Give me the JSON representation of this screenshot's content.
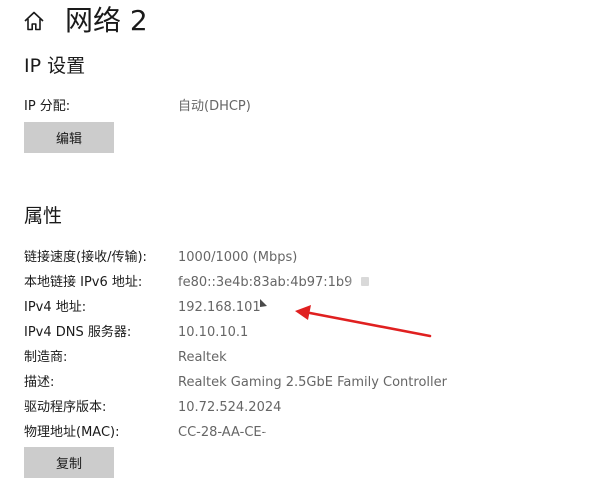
{
  "header": {
    "title": "网络 2",
    "icon": "home-icon"
  },
  "ip_settings": {
    "title": "IP 设置",
    "assignment_label": "IP 分配:",
    "assignment_value": "自动(DHCP)",
    "edit_label": "编辑"
  },
  "properties": {
    "title": "属性",
    "rows": [
      {
        "label": "链接速度(接收/传输):",
        "value": "1000/1000 (Mbps)"
      },
      {
        "label": "本地链接 IPv6 地址:",
        "value": "fe80::3e4b:83ab:4b97:1b9"
      },
      {
        "label": "IPv4 地址:",
        "value": "192.168.101"
      },
      {
        "label": "IPv4 DNS 服务器:",
        "value": "10.10.10.1"
      },
      {
        "label": "制造商:",
        "value": "Realtek"
      },
      {
        "label": "描述:",
        "value": "Realtek Gaming 2.5GbE Family Controller"
      },
      {
        "label": "驱动程序版本:",
        "value": "10.72.524.2024"
      },
      {
        "label": "物理地址(MAC):",
        "value": "CC-28-AA-CE-"
      }
    ],
    "copy_label": "复制"
  },
  "annotation": {
    "arrow_color": "#e02020",
    "target": "IPv4 地址"
  }
}
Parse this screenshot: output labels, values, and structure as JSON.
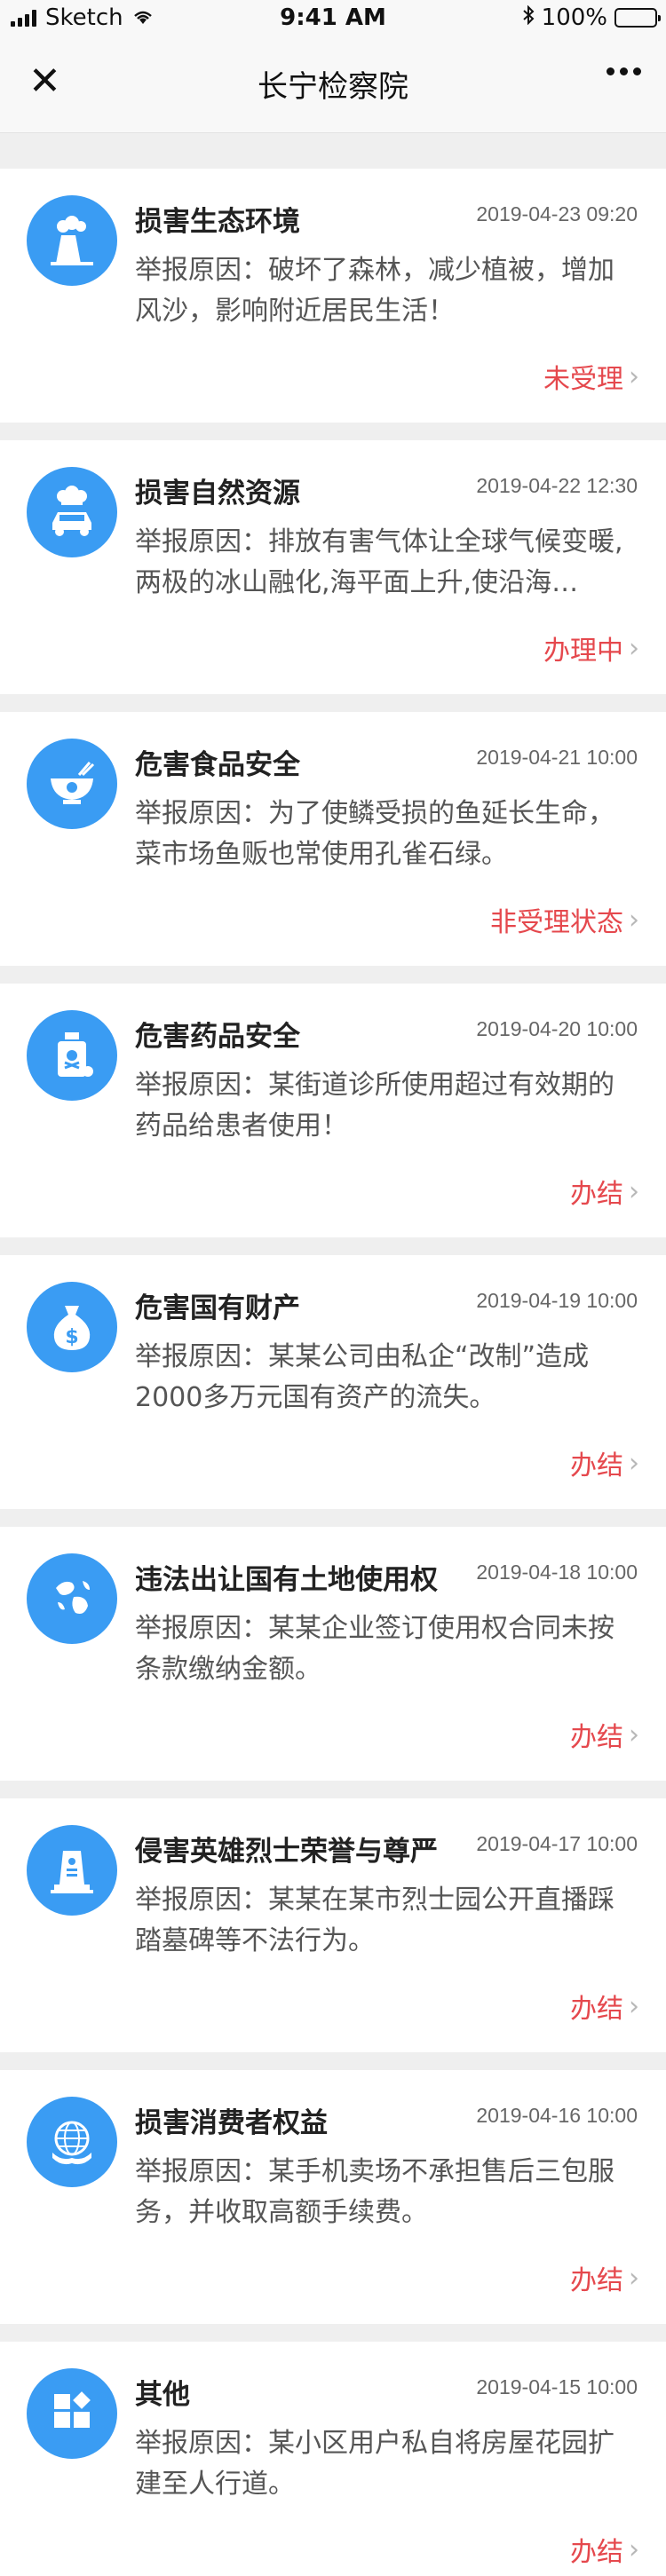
{
  "status_bar": {
    "carrier": "Sketch",
    "time": "9:41 AM",
    "battery": "100%"
  },
  "nav": {
    "title": "长宁检察院"
  },
  "items": [
    {
      "icon": "factory-icon",
      "title": "损害生态环境",
      "date": "2019-04-23 09:20",
      "desc": "举报原因：破坏了森林，减少植被，增加风沙，影响附近居民生活！",
      "status": "未受理"
    },
    {
      "icon": "car-pollution-icon",
      "title": "损害自然资源",
      "date": "2019-04-22 12:30",
      "desc": "举报原因：排放有害气体让全球气候变暖,两极的冰山融化,海平面上升,使沿海…",
      "status": "办理中"
    },
    {
      "icon": "poison-bowl-icon",
      "title": "危害食品安全",
      "date": "2019-04-21 10:00",
      "desc": "举报原因：为了使鳞受损的鱼延长生命，菜市场鱼贩也常使用孔雀石绿。",
      "status": "非受理状态"
    },
    {
      "icon": "poison-bottle-icon",
      "title": "危害药品安全",
      "date": "2019-04-20 10:00",
      "desc": "举报原因：某街道诊所使用超过有效期的药品给患者使用！",
      "status": "办结"
    },
    {
      "icon": "money-bag-icon",
      "title": "危害国有财产",
      "date": "2019-04-19 10:00",
      "desc": "举报原因：某某公司由私企“改制”造成2000多万元国有资产的流失。",
      "status": "办结"
    },
    {
      "icon": "globe-land-icon",
      "title": "违法出让国有土地使用权",
      "date": "2019-04-18 10:00",
      "desc": "举报原因：某某企业签订使用权合同未按条款缴纳金额。",
      "status": "办结"
    },
    {
      "icon": "monument-icon",
      "title": "侵害英雄烈士荣誉与尊严",
      "date": "2019-04-17 10:00",
      "desc": "举报原因：某某在某市烈士园公开直播踩踏墓碑等不法行为。",
      "status": "办结"
    },
    {
      "icon": "consumer-globe-icon",
      "title": "损害消费者权益",
      "date": "2019-04-16 10:00",
      "desc": "举报原因：某手机卖场不承担售后三包服务，并收取高额手续费。",
      "status": "办结"
    },
    {
      "icon": "grid-shapes-icon",
      "title": "其他",
      "date": "2019-04-15 10:00",
      "desc": "举报原因：某小区用户私自将房屋花园扩建至人行道。",
      "status": "办结"
    }
  ],
  "colors": {
    "accent_blue": "#3a9cf3",
    "status_red": "#e5484d",
    "background": "#efefef"
  }
}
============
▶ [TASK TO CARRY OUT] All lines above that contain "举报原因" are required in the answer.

▶ [WRITTEN RESPONSE]
      "desc": "举报原因：破坏了森林，减少植被，增加风沙，影响附近居民生活！",
      "desc": "举报原因：排放有害气体让全球气候变暖,两极的冰山融化,海平面上升,使沿海…",
      "desc": "举报原因：为了使鳞受损的鱼延长生命，菜市场鱼贩也常使用孔雀石绿。",
      "desc": "举报原因：某街道诊所使用超过有效期的药品给患者使用！",
      "desc": "举报原因：某某公司由私企“改制”造成2000多万元国有资产的流失。",
      "desc": "举报原因：某某企业签订使用权合同未按条款缴纳金额。",
      "desc": "举报原因：某某在某市烈士园公开直播踩踏墓碑等不法行为。",
      "desc": "举报原因：某手机卖场不承担售后三包服务，并收取高额手续费。",
      "desc": "举报原因：某小区用户私自将房屋花园扩建至人行道。",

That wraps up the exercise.